INPUT |
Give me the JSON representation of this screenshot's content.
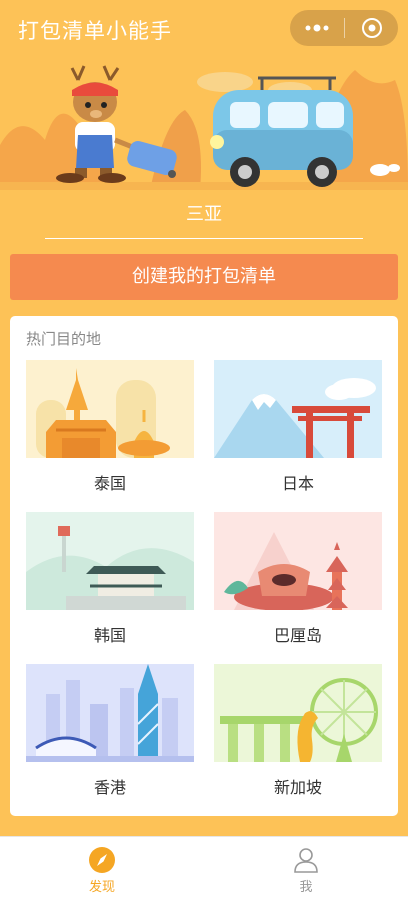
{
  "header": {
    "title": "打包清单小能手"
  },
  "hero": {
    "accent": "#fdc257"
  },
  "destination": {
    "value": "三亚"
  },
  "create_button": {
    "label": "创建我的打包清单"
  },
  "hot_section": {
    "title": "热门目的地",
    "items": [
      {
        "label": "泰国"
      },
      {
        "label": "日本"
      },
      {
        "label": "韩国"
      },
      {
        "label": "巴厘岛"
      },
      {
        "label": "香港"
      },
      {
        "label": "新加坡"
      }
    ]
  },
  "tabbar": {
    "items": [
      {
        "label": "发现",
        "icon": "compass-icon",
        "active": true,
        "color": "#f5a623"
      },
      {
        "label": "我",
        "icon": "person-icon",
        "active": false,
        "color": "#999999"
      }
    ]
  }
}
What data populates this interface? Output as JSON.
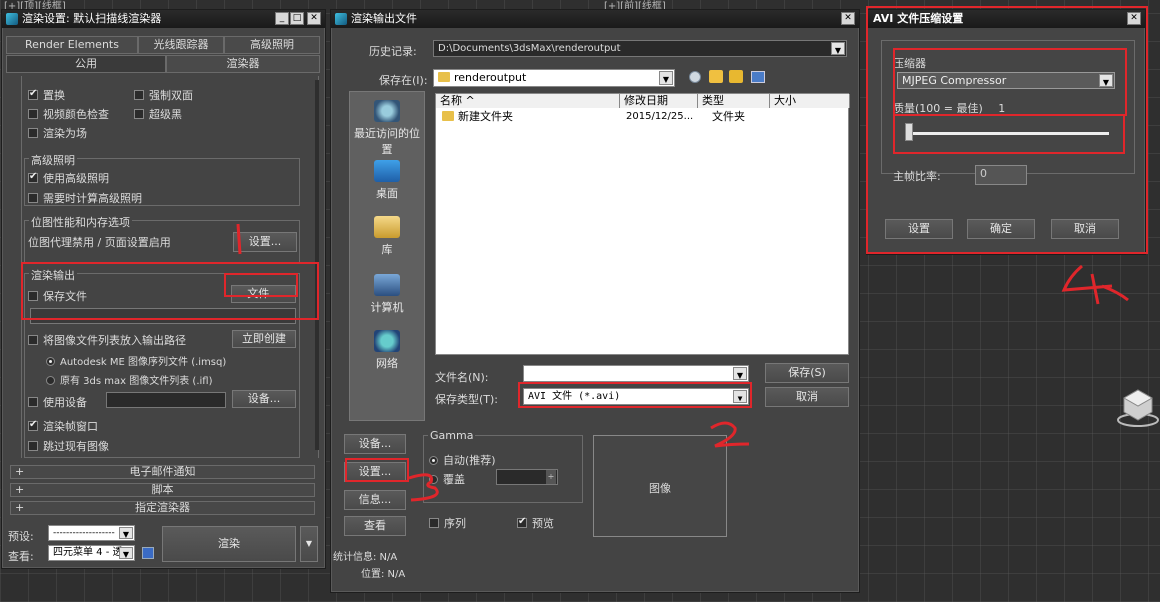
{
  "viewport": {
    "top_left_labels": "[+][顶][线框]",
    "top_right_labels": "[+][前][线框]"
  },
  "render_setup": {
    "title": "渲染设置: 默认扫描线渲染器",
    "tabs_row1": [
      "Render Elements",
      "光线跟踪器",
      "高级照明"
    ],
    "tabs_row2": [
      "公用",
      "渲染器"
    ],
    "options": {
      "displacement": "置换",
      "force_two_sided": "强制双面",
      "video_color_check": "视频颜色检查",
      "super_black": "超级黑",
      "render_to_fields": "渲染为场"
    },
    "adv_lighting": {
      "title": "高级照明",
      "use_adv": "使用高级照明",
      "compute_when_required": "需要时计算高级照明"
    },
    "bitmap": {
      "title": "位图性能和内存选项",
      "info": "位图代理禁用 / 页面设置启用",
      "setup_btn": "设置..."
    },
    "render_output": {
      "title": "渲染输出",
      "save_file": "保存文件",
      "files_btn": "文件...",
      "put_image_list": "将图像文件列表放入输出路径",
      "create_now_btn": "立即创建",
      "autodesk_me": "Autodesk ME 图像序列文件 (.imsq)",
      "legacy": "原有 3ds max 图像文件列表 (.ifl)",
      "use_device": "使用设备",
      "devices_btn": "设备...",
      "render_frame_window": "渲染帧窗口",
      "skip_existing": "跳过现有图像"
    },
    "rollouts": [
      "电子邮件通知",
      "脚本",
      "指定渲染器"
    ],
    "preset_label": "预设:",
    "preset_value": "-------------------",
    "view_label": "查看:",
    "view_value": "四元菜单 4 - 透",
    "render_btn": "渲染"
  },
  "save_dialog": {
    "title": "渲染输出文件",
    "history_label": "历史记录:",
    "history_value": "D:\\Documents\\3dsMax\\renderoutput",
    "save_in_label": "保存在(I):",
    "save_in_value": "renderoutput",
    "places": [
      "最近访问的位置",
      "桌面",
      "库",
      "计算机",
      "网络"
    ],
    "columns": [
      "名称",
      "修改日期",
      "类型",
      "大小"
    ],
    "files": [
      {
        "name": "新建文件夹",
        "date": "2015/12/25...",
        "type": "文件夹"
      }
    ],
    "filename_label": "文件名(N):",
    "filename_value": "",
    "filetype_label": "保存类型(T):",
    "filetype_value": "AVI 文件 (*.avi)",
    "save_btn": "保存(S)",
    "cancel_btn": "取消",
    "devices_btn": "设备...",
    "setup_btn": "设置...",
    "info_btn": "信息...",
    "view_btn": "查看",
    "gamma": {
      "title": "Gamma",
      "auto": "自动(推荐)",
      "override": "覆盖"
    },
    "sequence": "序列",
    "preview": "预览",
    "image_label": "图像",
    "stats_label": "统计信息: N/A",
    "location_label": "位置: N/A"
  },
  "avi_dialog": {
    "title": "AVI 文件压缩设置",
    "compressor_label": "压缩器",
    "compressor_value": "MJPEG Compressor",
    "quality_label": "质量(100 = 最佳)",
    "quality_value": "1",
    "quality_fraction": 0.01,
    "keyframe_label": "主帧比率:",
    "keyframe_value": "0",
    "setup_btn": "设置",
    "ok_btn": "确定",
    "cancel_btn": "取消"
  },
  "annotations": [
    "1",
    "2",
    "3",
    "4"
  ],
  "colors": {
    "annotation_red": "#e0262b",
    "window_bg": "#444444",
    "titlebar": "#2a4a72"
  }
}
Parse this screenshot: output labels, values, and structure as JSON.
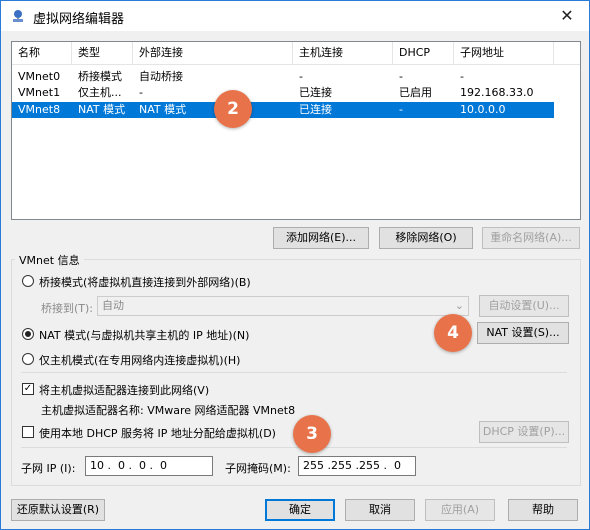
{
  "window": {
    "title": "虚拟网络编辑器"
  },
  "table": {
    "columns": [
      "名称",
      "类型",
      "外部连接",
      "主机连接",
      "DHCP",
      "子网地址"
    ],
    "rows": [
      [
        "VMnet0",
        "桥接模式",
        "自动桥接",
        "-",
        "-",
        "-"
      ],
      [
        "VMnet1",
        "仅主机...",
        "-",
        "已连接",
        "已启用",
        "192.168.33.0"
      ],
      [
        "VMnet8",
        "NAT 模式",
        "NAT 模式",
        "已连接",
        "-",
        "10.0.0.0"
      ]
    ],
    "selected_row": 2
  },
  "table_buttons": {
    "add": "添加网络(E)...",
    "remove": "移除网络(O)",
    "rename": "重命名网络(A)..."
  },
  "vmnet_info": {
    "group_title": "VMnet 信息",
    "bridge_mode": "桥接模式(将虚拟机直接连接到外部网络)(B)",
    "bridge_to_label": "桥接到(T):",
    "bridge_to_value": "自动",
    "auto_settings": "自动设置(U)...",
    "nat_mode": "NAT 模式(与虚拟机共享主机的 IP 地址)(N)",
    "nat_settings": "NAT 设置(S)...",
    "host_only": "仅主机模式(在专用网络内连接虚拟机)(H)",
    "connect_adapter": "将主机虚拟适配器连接到此网络(V)",
    "adapter_name": "主机虚拟适配器名称: VMware 网络适配器 VMnet8",
    "use_dhcp": "使用本地 DHCP 服务将 IP 地址分配给虚拟机(D)",
    "dhcp_settings": "DHCP 设置(P)...",
    "subnet_ip_label": "子网 IP (I):",
    "subnet_ip_value": "10 .  0 .  0 .  0",
    "subnet_mask_label": "子网掩码(M):",
    "subnet_mask_value": "255 .255 .255 .  0"
  },
  "footer": {
    "restore": "还原默认设置(R)",
    "ok": "确定",
    "cancel": "取消",
    "apply": "应用(A)",
    "help": "帮助"
  },
  "annotations": [
    "2",
    "4",
    "3"
  ],
  "colors": {
    "selection": "#0078d7",
    "badge": "#e8734a"
  }
}
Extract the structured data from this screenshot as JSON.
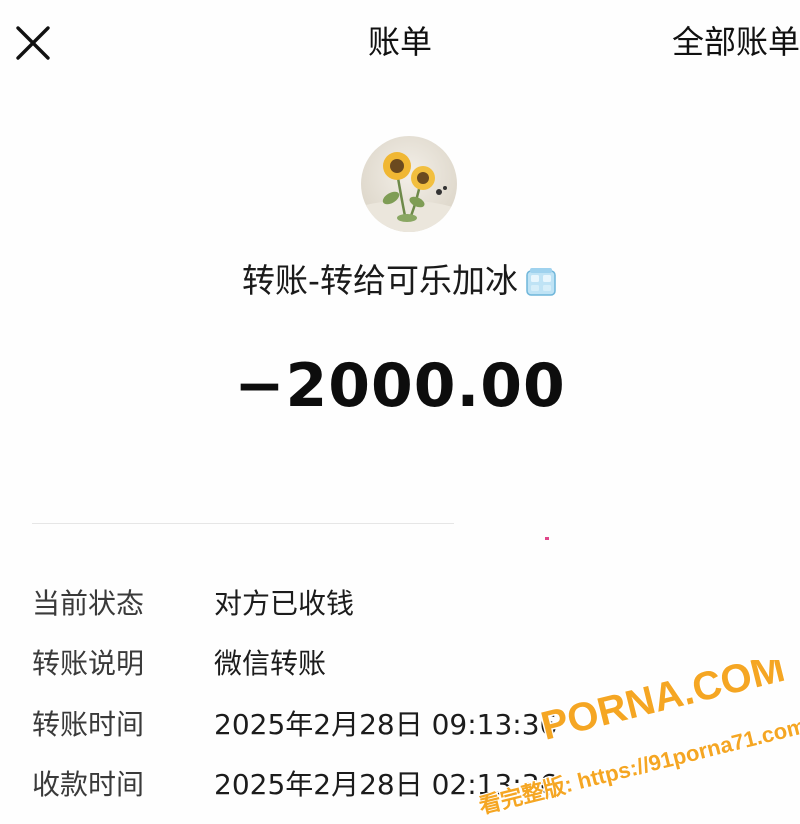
{
  "header": {
    "title": "账单",
    "all_bills_label": "全部账单",
    "close_icon": "close-icon"
  },
  "merchant": {
    "avatar_icon": "sunflower-avatar",
    "name": "转账-转给可乐加冰",
    "emoji_icon": "ice-cube-icon"
  },
  "amount": "−2000.00",
  "details": {
    "rows": [
      {
        "label": "当前状态",
        "value": "对方已收钱"
      },
      {
        "label": "转账说明",
        "value": "微信转账"
      },
      {
        "label": "转账时间",
        "value": "2025年2月28日 09:13:36"
      },
      {
        "label": "收款时间",
        "value": "2025年2月28日 02:13:36"
      }
    ]
  },
  "watermark": {
    "line1": "PORNA.COM",
    "line2": "看完整版: https://91porna71.com",
    "color": "#f5a623"
  },
  "colors": {
    "text": "#111111",
    "label": "#3a3a3a",
    "divider": "#e6e6e6",
    "accent_dot": "#e0468a"
  }
}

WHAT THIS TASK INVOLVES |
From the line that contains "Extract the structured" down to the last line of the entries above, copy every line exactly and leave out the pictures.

EXPECTED OUTPUT |
Extract the structured data from this screenshot as JSON.
{
  "header": {
    "title": "账单",
    "all_bills_label": "全部账单",
    "close_icon": "close-icon"
  },
  "merchant": {
    "avatar_icon": "sunflower-avatar",
    "name": "转账-转给可乐加冰",
    "emoji_icon": "ice-cube-icon"
  },
  "amount": "−2000.00",
  "details": {
    "rows": [
      {
        "label": "当前状态",
        "value": "对方已收钱"
      },
      {
        "label": "转账说明",
        "value": "微信转账"
      },
      {
        "label": "转账时间",
        "value": "2025年2月28日 09:13:36"
      },
      {
        "label": "收款时间",
        "value": "2025年2月28日 02:13:36"
      }
    ]
  },
  "watermark": {
    "line1": "PORNA.COM",
    "line2": "看完整版: https://91porna71.com",
    "color": "#f5a623"
  },
  "colors": {
    "text": "#111111",
    "label": "#3a3a3a",
    "divider": "#e6e6e6",
    "accent_dot": "#e0468a"
  }
}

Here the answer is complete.